Sara Groves was riding her motorcycle down Thunderbird Road, geared up in a sleek Kevlar jacket and helmet, just as she had many nights before.
She often took long cruises at night for the sweet, therapeutic release of the world flying past her.
“I can clear my mind of clutter, feel the wind, the raw power of 900 CC’s roaring between my knees,” Groves said.
She was doing one of her favorite things in the world to do, when suddenly, a vehicle running a red light slammed into her right side.
Groves’ motorcycle hit a median, causing her to fall over onto another oncoming car. In a matter of seconds, her body was struck two times by vehicles moving at full speed. The vehicle that originally hit Groves did not stay at the scene.
“There could have been many reasons why this person didn’t stop, I don’t know why they didn’t stop,” Groves said. “The second car did stop, and thank God they did, because if they hadn’t called an ambulance I likely would have died.”
Groves faced 20 bone fractures and a brachial plexus injury that caused complete paralysis of her right arm. As a former guitarist and hair stylist, everything Groves had come to know was quickly taken from her.
“All of my creativity, in a split second, was taken away from me. In that rage, I was like ‘My life is destroyed, what am I going to do now?’’ Groves said.
While adapting to life with one mobile arm, Groves decided to morph a devastating experience into a way to help others. In January 2016, she bought a large white truck, began painting it and covered it with LED lights.
She turned the truck into a party bus and coined the name “Jam Tram.” When riders enter the party-centric van, they are encouraged to play their own music and celebrate.
“When music wasn’t an option for me anymore, the music graduated into the Jam Tram,” Groves said. “Music is a big part of the Jam Tram, and although I’m not performing on stage, I’m still performing my art and I get the same feeling.”
Groves charges a flat $5 fee per rider, but her motivation behind driving the Jam Tram is not the money.
“Drunk driving is huge in Phoenix, it’s quite possibly an epidemic. I push that as one of the reasons why you should use the Jam Tram, because it’s a fun way to not drink and drive,” Groves said. “Every five dollars I get is a bucket of paint to just keep building and building it.”
While her gleaming car is now a familiar sight at popular locations throughout Phoenix, Groves admits that starting a transportation business, especially after a life changing injury, has been anything but easy.
“I wasn’t born disabled, I was born an able-bodied person. I lived 35 years with an able body. So, learning to live with one functioning arm has been the biggest challenge I’ve ever faced,” Groves said.

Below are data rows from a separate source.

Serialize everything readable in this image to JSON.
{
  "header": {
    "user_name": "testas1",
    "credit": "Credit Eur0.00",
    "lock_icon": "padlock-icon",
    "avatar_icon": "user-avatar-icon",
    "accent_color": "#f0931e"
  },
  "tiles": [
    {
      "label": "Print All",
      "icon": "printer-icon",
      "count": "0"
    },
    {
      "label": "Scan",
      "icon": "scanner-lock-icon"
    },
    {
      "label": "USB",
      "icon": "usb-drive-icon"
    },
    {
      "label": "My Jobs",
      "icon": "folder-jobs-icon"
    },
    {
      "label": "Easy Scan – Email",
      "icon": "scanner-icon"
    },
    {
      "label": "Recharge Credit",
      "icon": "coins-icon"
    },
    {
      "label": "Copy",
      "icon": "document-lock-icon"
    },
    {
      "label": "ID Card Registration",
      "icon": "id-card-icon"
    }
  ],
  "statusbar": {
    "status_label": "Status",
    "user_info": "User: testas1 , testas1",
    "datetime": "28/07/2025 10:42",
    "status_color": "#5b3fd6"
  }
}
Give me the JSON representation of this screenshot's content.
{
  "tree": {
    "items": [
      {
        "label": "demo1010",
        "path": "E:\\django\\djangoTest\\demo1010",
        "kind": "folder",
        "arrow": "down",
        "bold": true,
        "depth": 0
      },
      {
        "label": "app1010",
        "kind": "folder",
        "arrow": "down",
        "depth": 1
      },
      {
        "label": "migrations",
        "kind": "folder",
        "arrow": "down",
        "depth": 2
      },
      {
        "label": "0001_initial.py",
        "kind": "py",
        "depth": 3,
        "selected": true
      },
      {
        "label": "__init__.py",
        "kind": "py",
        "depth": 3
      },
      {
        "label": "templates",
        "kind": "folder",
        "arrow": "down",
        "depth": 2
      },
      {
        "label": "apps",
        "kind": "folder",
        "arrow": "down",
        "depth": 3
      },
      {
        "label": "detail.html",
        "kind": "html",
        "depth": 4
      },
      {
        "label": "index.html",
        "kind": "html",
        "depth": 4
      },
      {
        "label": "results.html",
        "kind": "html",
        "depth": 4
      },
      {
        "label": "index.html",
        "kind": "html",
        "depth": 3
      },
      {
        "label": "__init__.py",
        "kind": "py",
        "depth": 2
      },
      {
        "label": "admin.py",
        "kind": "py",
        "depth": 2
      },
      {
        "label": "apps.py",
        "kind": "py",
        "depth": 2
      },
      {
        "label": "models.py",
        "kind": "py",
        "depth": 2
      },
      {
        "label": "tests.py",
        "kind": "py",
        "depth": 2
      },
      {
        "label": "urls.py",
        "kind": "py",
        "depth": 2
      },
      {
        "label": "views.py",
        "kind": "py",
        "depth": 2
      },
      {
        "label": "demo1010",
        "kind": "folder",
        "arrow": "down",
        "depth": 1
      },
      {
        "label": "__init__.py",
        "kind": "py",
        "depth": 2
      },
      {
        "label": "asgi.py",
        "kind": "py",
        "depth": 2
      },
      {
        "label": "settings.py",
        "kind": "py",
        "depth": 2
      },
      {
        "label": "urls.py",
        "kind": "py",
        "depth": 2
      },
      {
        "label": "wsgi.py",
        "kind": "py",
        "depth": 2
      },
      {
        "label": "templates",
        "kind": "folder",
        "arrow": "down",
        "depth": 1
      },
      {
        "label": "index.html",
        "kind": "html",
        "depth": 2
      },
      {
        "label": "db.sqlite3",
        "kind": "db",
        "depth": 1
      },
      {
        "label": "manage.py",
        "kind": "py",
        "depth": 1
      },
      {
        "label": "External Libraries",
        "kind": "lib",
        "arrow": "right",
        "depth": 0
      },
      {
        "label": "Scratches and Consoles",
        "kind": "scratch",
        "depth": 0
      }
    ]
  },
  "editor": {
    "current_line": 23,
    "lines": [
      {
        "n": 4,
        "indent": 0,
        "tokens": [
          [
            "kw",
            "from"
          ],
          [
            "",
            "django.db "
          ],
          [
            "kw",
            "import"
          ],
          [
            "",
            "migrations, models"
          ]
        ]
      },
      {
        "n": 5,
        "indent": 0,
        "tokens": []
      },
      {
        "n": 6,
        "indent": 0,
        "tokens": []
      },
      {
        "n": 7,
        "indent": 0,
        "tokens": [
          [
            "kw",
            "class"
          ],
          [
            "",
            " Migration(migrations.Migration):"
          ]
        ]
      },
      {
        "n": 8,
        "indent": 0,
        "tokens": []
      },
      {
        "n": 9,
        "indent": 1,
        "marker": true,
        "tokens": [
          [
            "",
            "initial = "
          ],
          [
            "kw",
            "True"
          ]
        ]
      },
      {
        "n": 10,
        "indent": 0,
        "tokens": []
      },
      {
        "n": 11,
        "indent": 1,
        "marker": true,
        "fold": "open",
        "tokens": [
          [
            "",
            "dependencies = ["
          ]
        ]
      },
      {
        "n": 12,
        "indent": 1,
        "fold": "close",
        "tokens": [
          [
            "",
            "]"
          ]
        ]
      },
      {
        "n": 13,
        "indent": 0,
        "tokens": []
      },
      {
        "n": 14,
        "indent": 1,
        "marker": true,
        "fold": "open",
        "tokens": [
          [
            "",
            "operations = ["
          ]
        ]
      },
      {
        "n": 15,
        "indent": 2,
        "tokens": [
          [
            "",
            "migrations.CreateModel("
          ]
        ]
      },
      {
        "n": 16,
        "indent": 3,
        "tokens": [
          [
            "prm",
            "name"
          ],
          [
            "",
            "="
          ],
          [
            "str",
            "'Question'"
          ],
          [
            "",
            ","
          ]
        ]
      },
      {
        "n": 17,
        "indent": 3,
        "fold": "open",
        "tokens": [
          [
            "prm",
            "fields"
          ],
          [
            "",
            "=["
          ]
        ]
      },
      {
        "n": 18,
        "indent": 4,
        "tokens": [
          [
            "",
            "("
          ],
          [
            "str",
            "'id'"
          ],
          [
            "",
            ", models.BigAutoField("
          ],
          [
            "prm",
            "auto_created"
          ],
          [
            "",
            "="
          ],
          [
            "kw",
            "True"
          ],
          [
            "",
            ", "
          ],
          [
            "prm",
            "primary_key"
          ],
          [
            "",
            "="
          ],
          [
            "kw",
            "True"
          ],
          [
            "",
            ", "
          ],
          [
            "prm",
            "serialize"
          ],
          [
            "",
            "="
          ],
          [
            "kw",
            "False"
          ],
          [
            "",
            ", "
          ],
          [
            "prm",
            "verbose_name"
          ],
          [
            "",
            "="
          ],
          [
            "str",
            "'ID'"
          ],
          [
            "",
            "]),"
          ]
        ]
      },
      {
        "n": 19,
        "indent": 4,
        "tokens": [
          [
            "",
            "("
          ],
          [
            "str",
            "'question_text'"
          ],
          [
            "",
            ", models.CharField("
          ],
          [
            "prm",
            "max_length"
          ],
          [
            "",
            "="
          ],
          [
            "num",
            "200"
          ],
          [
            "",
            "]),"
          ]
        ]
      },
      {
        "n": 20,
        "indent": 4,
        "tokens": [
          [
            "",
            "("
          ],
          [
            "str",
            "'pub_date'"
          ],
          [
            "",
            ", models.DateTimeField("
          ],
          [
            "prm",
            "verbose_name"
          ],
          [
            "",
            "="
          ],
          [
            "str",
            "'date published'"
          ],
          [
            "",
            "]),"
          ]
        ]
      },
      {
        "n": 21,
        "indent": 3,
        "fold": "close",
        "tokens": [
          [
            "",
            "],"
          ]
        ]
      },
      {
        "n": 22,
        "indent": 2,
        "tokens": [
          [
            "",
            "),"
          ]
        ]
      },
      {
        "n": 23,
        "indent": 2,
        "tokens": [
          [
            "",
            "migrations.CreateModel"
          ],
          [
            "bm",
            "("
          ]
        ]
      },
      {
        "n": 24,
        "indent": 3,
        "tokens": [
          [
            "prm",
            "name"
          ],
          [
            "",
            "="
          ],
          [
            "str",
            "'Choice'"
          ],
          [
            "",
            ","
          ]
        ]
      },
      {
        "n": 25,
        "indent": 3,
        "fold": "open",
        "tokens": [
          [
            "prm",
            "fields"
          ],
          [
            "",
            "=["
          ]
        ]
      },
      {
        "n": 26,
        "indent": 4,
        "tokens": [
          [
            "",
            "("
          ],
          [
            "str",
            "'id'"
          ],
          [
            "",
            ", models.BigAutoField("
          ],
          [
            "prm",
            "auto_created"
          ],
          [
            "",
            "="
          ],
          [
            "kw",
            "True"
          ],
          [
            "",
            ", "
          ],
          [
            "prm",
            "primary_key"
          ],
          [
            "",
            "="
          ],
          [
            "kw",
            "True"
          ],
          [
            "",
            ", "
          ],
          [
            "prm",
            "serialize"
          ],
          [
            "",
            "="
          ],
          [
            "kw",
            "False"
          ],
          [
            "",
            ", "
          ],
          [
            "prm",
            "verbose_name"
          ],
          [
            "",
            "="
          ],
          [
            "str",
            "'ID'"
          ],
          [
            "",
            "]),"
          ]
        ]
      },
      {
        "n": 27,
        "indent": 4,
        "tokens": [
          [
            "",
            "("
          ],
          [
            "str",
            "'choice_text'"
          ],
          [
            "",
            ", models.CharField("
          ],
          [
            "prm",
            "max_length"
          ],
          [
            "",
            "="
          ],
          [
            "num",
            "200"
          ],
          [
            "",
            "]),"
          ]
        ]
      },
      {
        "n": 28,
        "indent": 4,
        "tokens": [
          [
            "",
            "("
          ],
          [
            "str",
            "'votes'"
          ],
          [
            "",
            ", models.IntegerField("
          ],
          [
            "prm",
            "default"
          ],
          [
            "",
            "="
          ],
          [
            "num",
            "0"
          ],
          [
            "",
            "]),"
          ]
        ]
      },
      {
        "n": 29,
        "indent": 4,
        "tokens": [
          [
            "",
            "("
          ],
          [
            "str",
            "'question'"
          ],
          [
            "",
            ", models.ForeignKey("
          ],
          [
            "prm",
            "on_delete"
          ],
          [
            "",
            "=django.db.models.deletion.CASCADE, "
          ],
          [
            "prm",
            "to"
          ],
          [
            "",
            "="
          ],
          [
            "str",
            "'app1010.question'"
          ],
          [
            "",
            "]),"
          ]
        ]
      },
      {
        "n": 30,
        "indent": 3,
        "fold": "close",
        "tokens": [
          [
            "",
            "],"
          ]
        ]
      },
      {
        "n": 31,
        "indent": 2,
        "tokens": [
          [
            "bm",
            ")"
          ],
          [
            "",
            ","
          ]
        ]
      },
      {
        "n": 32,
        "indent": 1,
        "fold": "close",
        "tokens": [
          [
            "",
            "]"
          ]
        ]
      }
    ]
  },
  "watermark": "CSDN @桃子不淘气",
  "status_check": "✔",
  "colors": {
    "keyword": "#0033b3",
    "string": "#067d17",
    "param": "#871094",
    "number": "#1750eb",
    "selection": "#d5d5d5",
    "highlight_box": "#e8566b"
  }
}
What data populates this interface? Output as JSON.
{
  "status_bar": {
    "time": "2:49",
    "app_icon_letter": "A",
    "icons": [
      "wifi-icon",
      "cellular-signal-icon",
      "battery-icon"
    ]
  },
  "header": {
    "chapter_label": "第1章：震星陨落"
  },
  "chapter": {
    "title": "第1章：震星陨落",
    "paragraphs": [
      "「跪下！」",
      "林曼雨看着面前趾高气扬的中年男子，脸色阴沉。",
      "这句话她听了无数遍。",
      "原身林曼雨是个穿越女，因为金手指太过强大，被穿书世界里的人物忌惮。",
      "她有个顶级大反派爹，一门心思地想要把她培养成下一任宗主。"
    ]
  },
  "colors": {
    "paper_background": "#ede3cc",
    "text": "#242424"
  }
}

In order to keep her business going, Groves keeps Saturdays open to work private events.
Suzanne Wilcox attended one of Groves’ first ever Jam Tram events at a bridal party.
“It was so much fun, her attitude was so positive, and she just wanted us to have fun,” Wilcox said. “Everyone was safe and having fun and dancing. It was one of the most fun nights I’ve had at a wedding party.”
In addition to working events, Groves brings the Jam Tram to festivals to provide safe and enjoyable transportation. This year, she will be providing rides at the 10th Annual Grand Avenue Festival on Nov. 10 in Historic Grand Avenue. The Jam Tram will provide free transportation and will help connect the festival-goers between many destinations.
“I think the festive nature of the tram, which she is actually refurbishing, will add a fun element to the Festival and assist us in getting people to the north and south ends of the route,” said Beatrice Moore, the director of Grand Avenue Arts and Preservation. “Who wouldn’t want to be ferried to their destination in a delightful, lighted, musical bus?”
Groves continues to promote safety in a celebratory way and believes that the process of creating the Jam Tram has helped her to grow through immense tribulations.
“The Jam Tram gives me the opportunity to learn how to function with one arm, the possibility of having a career with one arm and the opportunity to go out and face society,” Groves said. “It gives me the opportunity to go out in a crowd and have people look at my disabled body, but feel confident, because they’re also looking at something really cool that this disabled body built.”
In the future, Groves plans to continue promoting safe driving conditions in her own specialized way.
“I’m working as hard as I am physically able to with my limitations, so that one day being disabled won’t even be an issue in my life,” Groves said. “I hope people get it, not just for my self-centered sake, but for the sake and safety of everybody in our city.”